The 84th Annual Meeting of the American Association of Physical Anthropologists (2015)

Beyond the Mantel test: phylogenetic mixed models and human cranial form as a multivariate response


Department of Anthropology, University of California, Davis

March 26, 2015 , Gateway Ballroom 2 Add to calendar

Attempts to quantify the extent to which morphological divergence among groups is due to neutral processes, selection, and environmental effects face a number of challenges. The partial Mantel test and phylogenetic mixed model (PMM) are two commonly used solutions. While the Mantel test has positive attributes, such as the ability to process multivariate observations, it has important weaknesses as well. Chief among these, the method only retrieves estimates of association among matrices of pairwise distances; it does not provide estimates of effect size and error in the original units of measurement. PMMs scale up quantitative genetic methods for pedigreed observations to inter- and intraspecies contexts. In contrast to Mantel tests, PMMs are designed to partition phenotypic variance among fixed and random effects. However, most PMM implementations are restricted to studies involving just a few variables, hence few parameters. Here, we apply recent innovations that extend the PMM to highly multivariate data. Our Bayesian mixed model uses an embedded factor model to estimate the phylogenetic effects matrix, the PMM analog to additive genetic effects. This simplifies the problem by reducing the number of parameters to be estimated. Using 57 linear measurements on 10 populations from the Howells craniometric data set, we replicate a previously published analysis of the relative influence of population history and climate on modern human cranial variation. Our preliminary results indicate that both population history and climate influence cranial form, though population history effects are much stronger.
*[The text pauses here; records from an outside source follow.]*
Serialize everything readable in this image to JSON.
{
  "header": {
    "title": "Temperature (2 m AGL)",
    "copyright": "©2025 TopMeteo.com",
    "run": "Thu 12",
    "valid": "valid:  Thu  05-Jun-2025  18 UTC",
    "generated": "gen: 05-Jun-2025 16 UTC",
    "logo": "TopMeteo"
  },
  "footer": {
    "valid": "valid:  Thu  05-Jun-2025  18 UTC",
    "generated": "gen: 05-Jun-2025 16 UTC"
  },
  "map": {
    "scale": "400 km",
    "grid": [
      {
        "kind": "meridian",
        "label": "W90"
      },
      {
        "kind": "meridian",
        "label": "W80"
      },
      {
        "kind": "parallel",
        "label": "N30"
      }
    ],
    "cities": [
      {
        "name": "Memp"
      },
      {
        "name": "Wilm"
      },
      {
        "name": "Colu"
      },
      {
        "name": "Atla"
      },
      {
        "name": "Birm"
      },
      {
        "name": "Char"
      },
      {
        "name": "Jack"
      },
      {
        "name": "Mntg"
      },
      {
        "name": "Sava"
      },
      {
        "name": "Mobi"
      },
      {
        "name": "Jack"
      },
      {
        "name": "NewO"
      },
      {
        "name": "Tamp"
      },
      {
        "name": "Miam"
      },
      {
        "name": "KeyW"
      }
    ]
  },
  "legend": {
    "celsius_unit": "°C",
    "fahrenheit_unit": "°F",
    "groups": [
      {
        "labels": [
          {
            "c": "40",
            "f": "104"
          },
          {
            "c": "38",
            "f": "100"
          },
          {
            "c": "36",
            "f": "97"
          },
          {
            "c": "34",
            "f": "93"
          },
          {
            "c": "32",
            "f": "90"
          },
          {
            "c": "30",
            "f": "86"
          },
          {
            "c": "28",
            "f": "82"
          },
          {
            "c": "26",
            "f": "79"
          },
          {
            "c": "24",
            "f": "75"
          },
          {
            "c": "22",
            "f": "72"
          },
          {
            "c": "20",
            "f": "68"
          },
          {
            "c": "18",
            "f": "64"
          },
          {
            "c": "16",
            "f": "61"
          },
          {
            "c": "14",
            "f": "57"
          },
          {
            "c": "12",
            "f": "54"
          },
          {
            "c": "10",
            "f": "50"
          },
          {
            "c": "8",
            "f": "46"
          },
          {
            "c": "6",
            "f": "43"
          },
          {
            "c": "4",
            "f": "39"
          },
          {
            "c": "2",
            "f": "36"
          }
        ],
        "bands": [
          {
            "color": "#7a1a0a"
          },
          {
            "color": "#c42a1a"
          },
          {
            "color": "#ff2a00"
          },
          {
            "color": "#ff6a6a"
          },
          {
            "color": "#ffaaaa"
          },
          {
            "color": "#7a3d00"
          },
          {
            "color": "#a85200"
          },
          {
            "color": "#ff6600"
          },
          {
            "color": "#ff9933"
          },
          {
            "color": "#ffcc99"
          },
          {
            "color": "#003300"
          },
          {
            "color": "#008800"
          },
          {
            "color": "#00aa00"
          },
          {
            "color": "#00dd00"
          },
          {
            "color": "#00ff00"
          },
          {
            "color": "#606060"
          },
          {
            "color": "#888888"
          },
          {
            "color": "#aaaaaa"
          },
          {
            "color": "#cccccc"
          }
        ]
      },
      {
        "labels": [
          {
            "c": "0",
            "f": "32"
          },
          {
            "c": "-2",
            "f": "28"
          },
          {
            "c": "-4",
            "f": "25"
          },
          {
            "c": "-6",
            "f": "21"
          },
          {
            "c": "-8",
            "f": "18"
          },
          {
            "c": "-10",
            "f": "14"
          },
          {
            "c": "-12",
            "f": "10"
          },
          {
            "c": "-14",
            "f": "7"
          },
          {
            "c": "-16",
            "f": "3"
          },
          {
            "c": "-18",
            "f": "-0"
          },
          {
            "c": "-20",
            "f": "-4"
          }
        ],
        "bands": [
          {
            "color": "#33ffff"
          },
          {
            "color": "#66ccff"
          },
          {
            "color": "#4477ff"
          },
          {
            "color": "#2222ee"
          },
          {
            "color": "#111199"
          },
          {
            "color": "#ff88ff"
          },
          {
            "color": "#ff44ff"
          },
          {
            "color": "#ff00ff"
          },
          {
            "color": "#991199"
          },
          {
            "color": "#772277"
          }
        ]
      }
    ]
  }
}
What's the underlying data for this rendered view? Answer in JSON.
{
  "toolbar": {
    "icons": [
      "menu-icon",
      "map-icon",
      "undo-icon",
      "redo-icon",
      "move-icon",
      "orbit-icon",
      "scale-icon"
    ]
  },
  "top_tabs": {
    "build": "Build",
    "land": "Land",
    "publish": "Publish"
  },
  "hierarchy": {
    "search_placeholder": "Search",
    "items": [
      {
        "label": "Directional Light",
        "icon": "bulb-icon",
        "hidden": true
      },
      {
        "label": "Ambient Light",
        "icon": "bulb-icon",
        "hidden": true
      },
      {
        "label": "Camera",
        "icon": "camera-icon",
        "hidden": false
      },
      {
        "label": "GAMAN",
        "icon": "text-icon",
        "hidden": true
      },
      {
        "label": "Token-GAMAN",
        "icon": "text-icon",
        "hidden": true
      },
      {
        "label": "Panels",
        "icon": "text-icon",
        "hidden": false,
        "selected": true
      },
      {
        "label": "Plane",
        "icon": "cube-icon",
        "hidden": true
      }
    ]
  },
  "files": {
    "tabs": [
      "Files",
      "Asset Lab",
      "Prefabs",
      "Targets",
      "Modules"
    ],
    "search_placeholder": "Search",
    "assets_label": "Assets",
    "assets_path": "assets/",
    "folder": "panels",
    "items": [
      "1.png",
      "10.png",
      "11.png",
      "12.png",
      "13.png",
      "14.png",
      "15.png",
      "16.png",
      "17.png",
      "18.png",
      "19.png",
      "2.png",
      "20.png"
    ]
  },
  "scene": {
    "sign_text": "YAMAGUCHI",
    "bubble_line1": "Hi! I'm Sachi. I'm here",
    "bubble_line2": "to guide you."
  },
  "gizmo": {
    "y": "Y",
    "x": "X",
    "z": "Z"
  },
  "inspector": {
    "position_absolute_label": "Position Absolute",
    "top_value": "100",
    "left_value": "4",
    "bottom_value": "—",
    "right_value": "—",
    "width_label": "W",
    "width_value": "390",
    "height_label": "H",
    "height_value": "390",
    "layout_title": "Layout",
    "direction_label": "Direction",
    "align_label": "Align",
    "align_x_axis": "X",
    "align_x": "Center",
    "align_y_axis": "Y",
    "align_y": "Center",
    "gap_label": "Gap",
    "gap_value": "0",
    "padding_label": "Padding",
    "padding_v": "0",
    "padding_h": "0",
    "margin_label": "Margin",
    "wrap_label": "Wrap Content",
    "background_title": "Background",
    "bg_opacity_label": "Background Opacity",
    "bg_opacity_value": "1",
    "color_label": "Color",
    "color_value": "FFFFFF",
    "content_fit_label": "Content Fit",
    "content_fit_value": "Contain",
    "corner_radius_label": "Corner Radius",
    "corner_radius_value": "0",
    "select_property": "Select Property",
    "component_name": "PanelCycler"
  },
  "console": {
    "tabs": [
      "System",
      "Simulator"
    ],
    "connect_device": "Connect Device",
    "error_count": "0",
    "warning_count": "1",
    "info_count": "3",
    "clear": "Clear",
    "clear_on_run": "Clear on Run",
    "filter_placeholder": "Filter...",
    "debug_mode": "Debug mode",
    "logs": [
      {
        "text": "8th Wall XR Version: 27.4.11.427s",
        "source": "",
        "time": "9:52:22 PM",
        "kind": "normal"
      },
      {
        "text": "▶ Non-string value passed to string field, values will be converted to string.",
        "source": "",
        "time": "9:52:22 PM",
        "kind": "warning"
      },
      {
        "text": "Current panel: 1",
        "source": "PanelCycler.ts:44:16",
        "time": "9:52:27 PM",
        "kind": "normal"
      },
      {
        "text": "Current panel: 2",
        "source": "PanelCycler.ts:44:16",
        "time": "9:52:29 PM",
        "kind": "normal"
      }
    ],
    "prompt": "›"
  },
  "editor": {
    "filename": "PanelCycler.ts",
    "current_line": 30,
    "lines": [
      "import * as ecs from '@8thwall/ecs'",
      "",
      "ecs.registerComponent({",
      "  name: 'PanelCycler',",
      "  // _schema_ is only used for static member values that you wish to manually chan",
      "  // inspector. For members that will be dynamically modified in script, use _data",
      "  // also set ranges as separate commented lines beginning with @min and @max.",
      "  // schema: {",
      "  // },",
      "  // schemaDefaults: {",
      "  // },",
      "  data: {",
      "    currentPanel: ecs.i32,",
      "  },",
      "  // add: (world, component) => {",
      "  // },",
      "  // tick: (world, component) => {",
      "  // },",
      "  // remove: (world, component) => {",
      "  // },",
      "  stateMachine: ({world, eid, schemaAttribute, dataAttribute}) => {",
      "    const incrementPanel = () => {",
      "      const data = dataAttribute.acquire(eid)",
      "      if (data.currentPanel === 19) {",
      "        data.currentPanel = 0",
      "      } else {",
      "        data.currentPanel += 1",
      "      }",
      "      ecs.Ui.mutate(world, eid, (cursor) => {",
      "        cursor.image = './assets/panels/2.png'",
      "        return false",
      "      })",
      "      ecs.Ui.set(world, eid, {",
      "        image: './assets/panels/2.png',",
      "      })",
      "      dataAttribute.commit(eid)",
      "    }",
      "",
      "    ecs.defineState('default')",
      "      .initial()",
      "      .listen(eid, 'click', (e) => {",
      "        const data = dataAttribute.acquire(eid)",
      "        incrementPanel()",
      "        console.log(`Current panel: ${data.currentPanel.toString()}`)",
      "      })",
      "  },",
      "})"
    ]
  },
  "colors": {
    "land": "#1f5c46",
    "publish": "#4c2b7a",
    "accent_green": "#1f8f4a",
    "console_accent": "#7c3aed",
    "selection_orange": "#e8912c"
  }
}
Most encouraging, the factor model readily accommodates the high-dimensional data set.

This study was funded with generous support from the Wenner Gren Foundation (Dissertation Fieldwork Grant) and the National Science Foundation (DDIG; Award No. BCS-1232590).